Don’t forget to spend a morning at one of Lyon’s outdoor markets, where locals do their weekly shopping. There you’ll find regional produce at more affordable prices than the supermarket or Les Halles. Outdoor markets can be found nearly every day of the week in all of the city’s nine arrondissements (see the full list here). For visitors, the Marche Quai Saint-Antoine on the east bank of the Saone river offers picturesque views of Lyon’s cathedral-on-a-hill (the Basilica de Fourvière) and Lyon’s miniature ‘Eiffel Tower’. Remember to go early, though, because Lyon’s markets open around 6am and close around 1pm.

View of the Basilica de Fourvière from Quai Saint Antoine ©Souris des Villes
View of the Basilica de Fourvière from Quai Saint Antoine
 ©Souris des Villes

Eat out at a Bouchon

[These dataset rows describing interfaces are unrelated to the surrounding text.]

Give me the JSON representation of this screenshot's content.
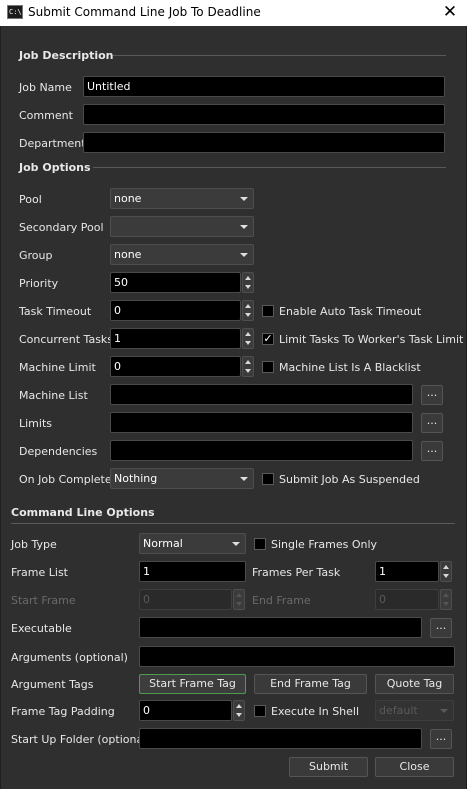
{
  "window": {
    "title": "Submit Command Line Job To Deadline",
    "app_icon_text": "C:\\"
  },
  "job_description": {
    "header": "Job Description",
    "job_name_label": "Job Name",
    "job_name_value": "Untitled",
    "comment_label": "Comment",
    "comment_value": "",
    "department_label": "Department",
    "department_value": ""
  },
  "job_options": {
    "header": "Job Options",
    "pool_label": "Pool",
    "pool_value": "none",
    "secondary_pool_label": "Secondary Pool",
    "secondary_pool_value": "",
    "group_label": "Group",
    "group_value": "none",
    "priority_label": "Priority",
    "priority_value": "50",
    "task_timeout_label": "Task Timeout",
    "task_timeout_value": "0",
    "enable_auto_timeout_label": "Enable Auto Task Timeout",
    "enable_auto_timeout_checked": false,
    "concurrent_tasks_label": "Concurrent Tasks",
    "concurrent_tasks_value": "1",
    "limit_tasks_label": "Limit Tasks To Worker's Task Limit",
    "limit_tasks_checked": true,
    "machine_limit_label": "Machine Limit",
    "machine_limit_value": "0",
    "blacklist_label": "Machine List Is A Blacklist",
    "blacklist_checked": false,
    "machine_list_label": "Machine List",
    "machine_list_value": "",
    "limits_label": "Limits",
    "limits_value": "",
    "dependencies_label": "Dependencies",
    "dependencies_value": "",
    "browse_label": "...",
    "on_job_complete_label": "On Job Complete",
    "on_job_complete_value": "Nothing",
    "submit_suspended_label": "Submit Job As Suspended",
    "submit_suspended_checked": false
  },
  "command_line_options": {
    "header": "Command Line Options",
    "job_type_label": "Job Type",
    "job_type_value": "Normal",
    "single_frames_label": "Single Frames Only",
    "single_frames_checked": false,
    "frame_list_label": "Frame List",
    "frame_list_value": "1",
    "frames_per_task_label": "Frames Per Task",
    "frames_per_task_value": "1",
    "start_frame_label": "Start Frame",
    "start_frame_value": "0",
    "end_frame_label": "End Frame",
    "end_frame_value": "0",
    "executable_label": "Executable",
    "executable_value": "",
    "arguments_label": "Arguments (optional)",
    "arguments_value": "",
    "argument_tags_label": "Argument Tags",
    "start_frame_tag_label": "Start Frame Tag",
    "end_frame_tag_label": "End Frame Tag",
    "quote_tag_label": "Quote Tag",
    "frame_tag_padding_label": "Frame Tag Padding",
    "frame_tag_padding_value": "0",
    "execute_in_shell_label": "Execute In Shell",
    "execute_in_shell_checked": false,
    "shell_value": "default",
    "startup_folder_label": "Start Up Folder (optional)",
    "startup_folder_value": "",
    "browse_label": "..."
  },
  "footer": {
    "submit_label": "Submit",
    "close_label": "Close"
  },
  "colors": {
    "background": "#2f2f2f",
    "field": "#000000",
    "highlight_border": "#4e9a4e"
  }
}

To sample the classics of real home French cooking, a bouchon is the place to be. Originally small inns visited by silk workers in the 17th and 18th century, bouchons offer uninhibited conviviality and heavy, meat-centric dishes like tripe soup, quenelles (fish dumplings), and andouillette (pork offal sausage). Today, 24 of these restaurants have been prestigiously deemed “authentic” by Les Bouchons Lyonnais.

For a traditional Lyonnais feast, head to Daniel et Denise (165 Rue de Crequi & 36 Rue Tramassac), where award-winning chef Joseph Viola serves up traditional dishes like calf’s liver and floating islands. Both locations have earned Michelin’s “Bib Gourmand 2015”, for their high quality-to-price ratio.

Bouchon des filles (c) Michelin
Bouchon des filles (c) Michelin

For traditional dishes with a creative spin, check out the charming Bouchon des Filles (20 Rue Sergent Blandan). Run by a crew of young women, this contemporary ode to the mères of Lyon serves up a lighter version of typical Bouchon fare. Make sure to try their quenelles, a fluffy pike dumpling splashed with Nantua sauce, and finish with the irresistible Lyonnais praline pie.

Treat yourself to haute cuisine

If you’re in the mood to splurge, don’t miss legendary La Mère Brazier (12 Rue Royale), the only Michelin-two-starred restaurant in central Lyon. Established in 1921, this institution is now run by chef Mathieu Viannay, the darling of French food critics. Go for the classic Mère Brazier creations, like Bresse chicken poached with truffle.

Other esteemed restaurants include L’Auberge du Pont de Collonges (four kilometers north of Lyon), Tetedoie, and Au 14 Février.